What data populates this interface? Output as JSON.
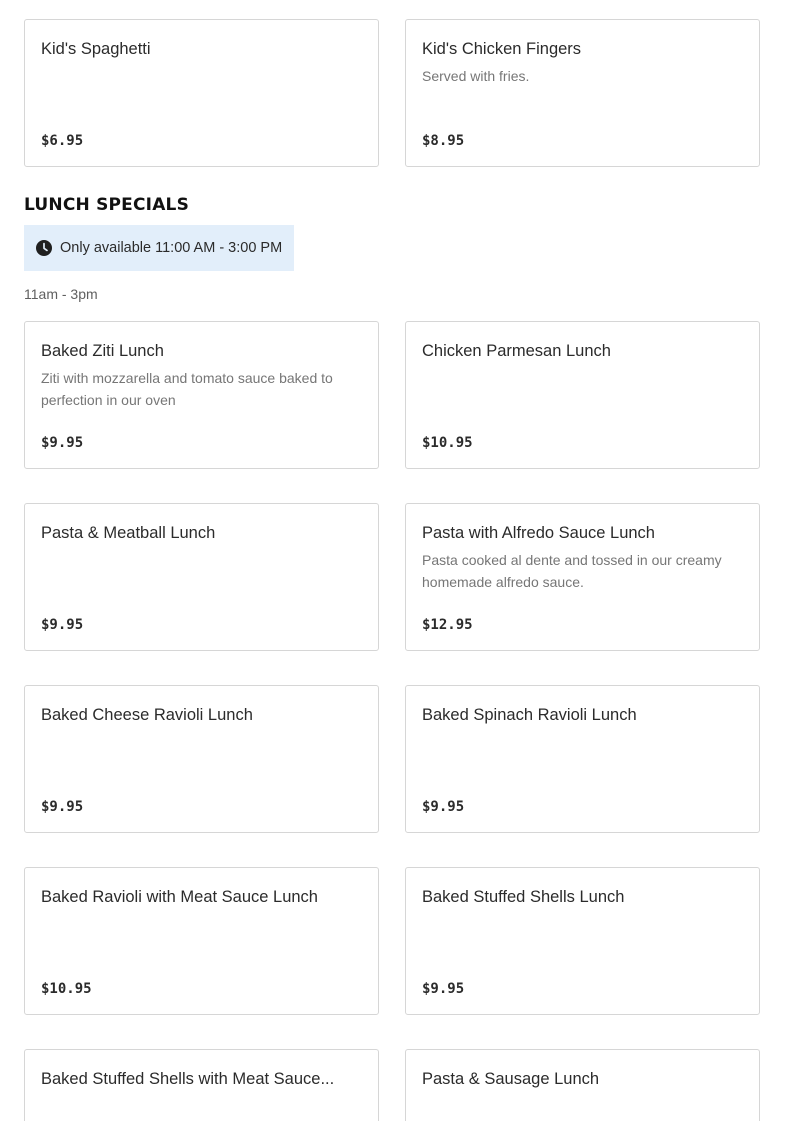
{
  "top_items": [
    {
      "name": "Kid's Spaghetti",
      "description": "",
      "price": "$6.95"
    },
    {
      "name": "Kid's Chicken Fingers",
      "description": "Served with fries.",
      "price": "$8.95"
    }
  ],
  "section": {
    "title": "LUNCH SPECIALS",
    "availability": "Only available 11:00 AM - 3:00 PM",
    "availability_icon": "clock-icon",
    "hours": "11am - 3pm"
  },
  "lunch_items": [
    {
      "name": "Baked Ziti Lunch",
      "description": "Ziti with mozzarella and tomato sauce baked to perfection in our oven",
      "price": "$9.95"
    },
    {
      "name": "Chicken Parmesan Lunch",
      "description": "",
      "price": "$10.95"
    },
    {
      "name": "Pasta & Meatball Lunch",
      "description": "",
      "price": "$9.95"
    },
    {
      "name": "Pasta with Alfredo Sauce Lunch",
      "description": "Pasta cooked al dente and tossed in our creamy homemade alfredo sauce.",
      "price": "$12.95"
    },
    {
      "name": "Baked Cheese Ravioli Lunch",
      "description": "",
      "price": "$9.95"
    },
    {
      "name": "Baked Spinach Ravioli Lunch",
      "description": "",
      "price": "$9.95"
    },
    {
      "name": "Baked Ravioli with Meat Sauce Lunch",
      "description": "",
      "price": "$10.95"
    },
    {
      "name": "Baked Stuffed Shells Lunch",
      "description": "",
      "price": "$9.95"
    },
    {
      "name": "Baked Stuffed Shells with Meat Sauce...",
      "description": "",
      "price": ""
    },
    {
      "name": "Pasta & Sausage Lunch",
      "description": "",
      "price": ""
    }
  ],
  "colors": {
    "availability_bg": "#e2eefa",
    "card_border": "#d6d6d6",
    "description_text": "#767676"
  }
}
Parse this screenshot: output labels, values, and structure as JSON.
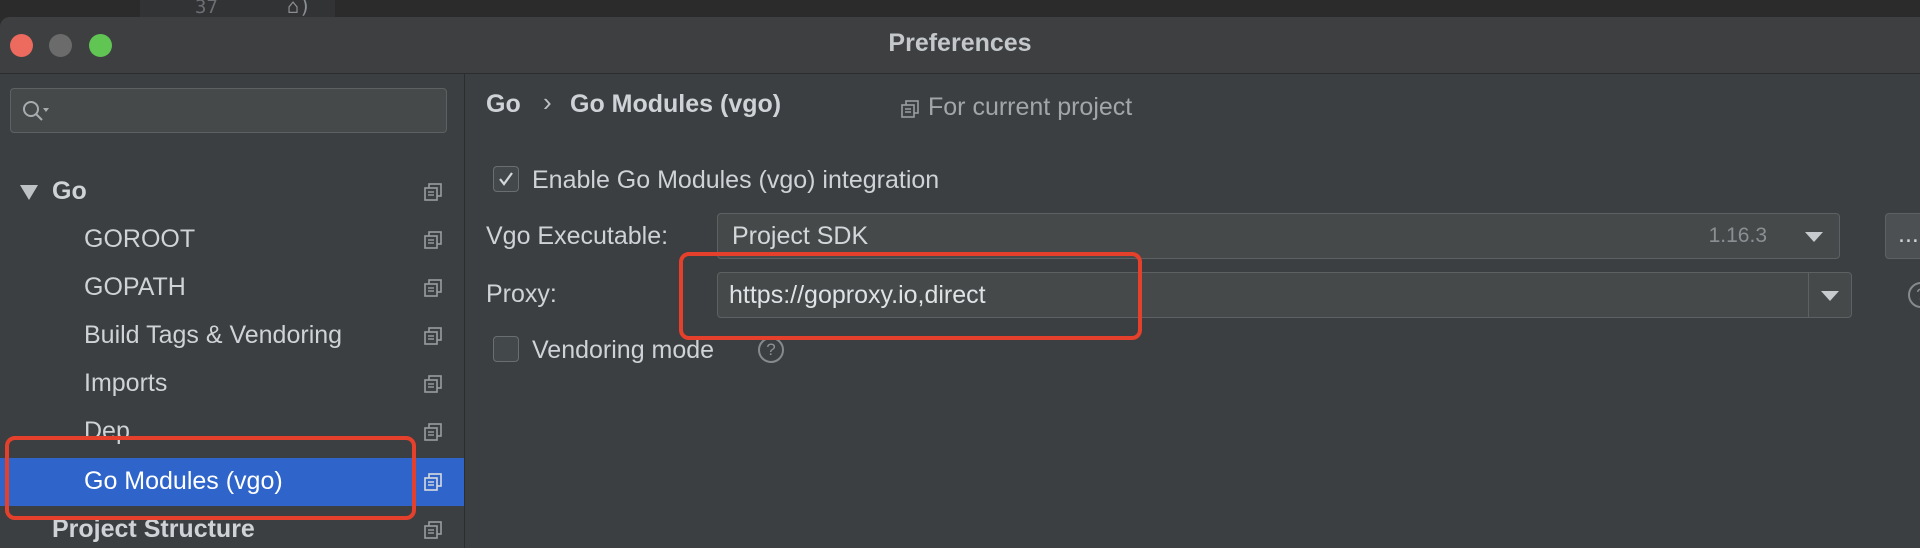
{
  "editor": {
    "line_number": "37",
    "glyph": "⌂)"
  },
  "window": {
    "title": "Preferences"
  },
  "sidebar": {
    "search": {
      "value": "",
      "placeholder": ""
    },
    "items": [
      {
        "label": "Go"
      },
      {
        "label": "GOROOT"
      },
      {
        "label": "GOPATH"
      },
      {
        "label": "Build Tags & Vendoring"
      },
      {
        "label": "Imports"
      },
      {
        "label": "Dep"
      },
      {
        "label": "Go Modules (vgo)"
      },
      {
        "label": "Project Structure"
      }
    ],
    "selected": "Go Modules (vgo)"
  },
  "main": {
    "breadcrumb": {
      "parent": "Go",
      "separator": "›",
      "current": "Go Modules (vgo)"
    },
    "scope": "For current project",
    "enable_modules": {
      "label": "Enable Go Modules (vgo) integration",
      "checked": true
    },
    "vgo_executable": {
      "label": "Vgo Executable:",
      "value": "Project SDK",
      "version": "1.16.3",
      "browse_label": "..."
    },
    "proxy": {
      "label": "Proxy:",
      "value": "https://goproxy.io,direct"
    },
    "vendoring": {
      "label": "Vendoring mode",
      "checked": false,
      "help": "?"
    }
  },
  "colors": {
    "selection": "#2f65ca",
    "annotation": "#e5402b",
    "close": "#ed6a5e",
    "maximize": "#61c554"
  }
}
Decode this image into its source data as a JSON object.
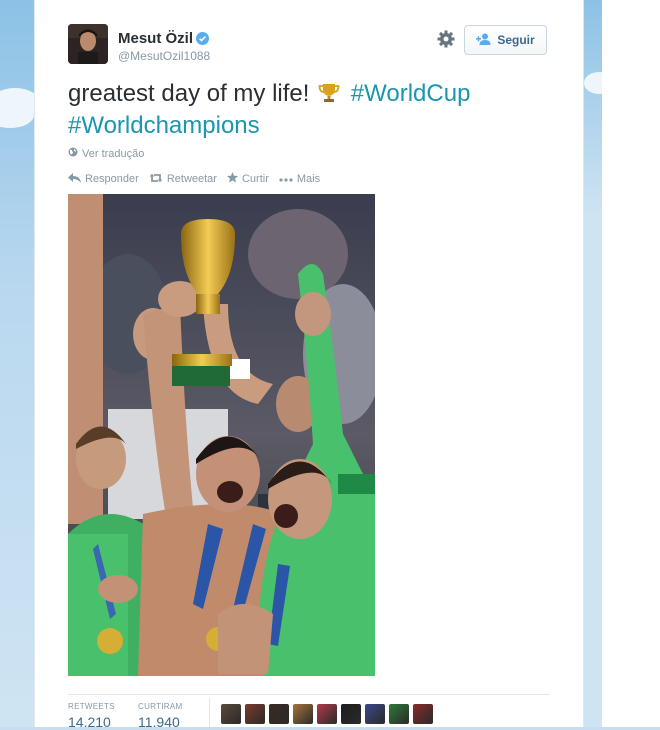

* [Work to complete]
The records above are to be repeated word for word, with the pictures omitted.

* [The completed task]
What data populates this interface? Output as JSON.
{
  "top_items": [
    {
      "name": "Kid's Spaghetti",
      "description": "",
      "price": "$6.95"
    },
    {
      "name": "Kid's Chicken Fingers",
      "description": "Served with fries.",
      "price": "$8.95"
    }
  ],
  "section": {
    "title": "LUNCH SPECIALS",
    "availability": "Only available 11:00 AM - 3:00 PM",
    "availability_icon": "clock-icon",
    "hours": "11am - 3pm"
  },
  "lunch_items": [
    {
      "name": "Baked Ziti Lunch",
      "description": "Ziti with mozzarella and tomato sauce baked to perfection in our oven",
      "price": "$9.95"
    },
    {
      "name": "Chicken Parmesan Lunch",
      "description": "",
      "price": "$10.95"
    },
    {
      "name": "Pasta & Meatball Lunch",
      "description": "",
      "price": "$9.95"
    },
    {
      "name": "Pasta with Alfredo Sauce Lunch",
      "description": "Pasta cooked al dente and tossed in our creamy homemade alfredo sauce.",
      "price": "$12.95"
    },
    {
      "name": "Baked Cheese Ravioli Lunch",
      "description": "",
      "price": "$9.95"
    },
    {
      "name": "Baked Spinach Ravioli Lunch",
      "description": "",
      "price": "$9.95"
    },
    {
      "name": "Baked Ravioli with Meat Sauce Lunch",
      "description": "",
      "price": "$10.95"
    },
    {
      "name": "Baked Stuffed Shells Lunch",
      "description": "",
      "price": "$9.95"
    },
    {
      "name": "Baked Stuffed Shells with Meat Sauce...",
      "description": "",
      "price": ""
    },
    {
      "name": "Pasta & Sausage Lunch",
      "description": "",
      "price": ""
    }
  ],
  "colors": {
    "availability_bg": "#e2eefa",
    "card_border": "#d6d6d6",
    "description_text": "#767676"
  }
}
Parse this screenshot: output labels, values, and structure as JSON.
{
  "editor": {
    "line_number": "37",
    "glyph": "⌂)"
  },
  "window": {
    "title": "Preferences"
  },
  "sidebar": {
    "search": {
      "value": "",
      "placeholder": ""
    },
    "items": [
      {
        "label": "Go"
      },
      {
        "label": "GOROOT"
      },
      {
        "label": "GOPATH"
      },
      {
        "label": "Build Tags & Vendoring"
      },
      {
        "label": "Imports"
      },
      {
        "label": "Dep"
      },
      {
        "label": "Go Modules (vgo)"
      },
      {
        "label": "Project Structure"
      }
    ],
    "selected": "Go Modules (vgo)"
  },
  "main": {
    "breadcrumb": {
      "parent": "Go",
      "separator": "›",
      "current": "Go Modules (vgo)"
    },
    "scope": "For current project",
    "enable_modules": {
      "label": "Enable Go Modules (vgo) integration",
      "checked": true
    },
    "vgo_executable": {
      "label": "Vgo Executable:",
      "value": "Project SDK",
      "version": "1.16.3",
      "browse_label": "..."
    },
    "proxy": {
      "label": "Proxy:",
      "value": "https://goproxy.io,direct"
    },
    "vendoring": {
      "label": "Vendoring mode",
      "checked": false,
      "help": "?"
    }
  },
  "colors": {
    "selection": "#2f65ca",
    "annotation": "#e5402b",
    "close": "#ed6a5e",
    "maximize": "#61c554"
  }
}
Decode this image into its source data as a JSON object.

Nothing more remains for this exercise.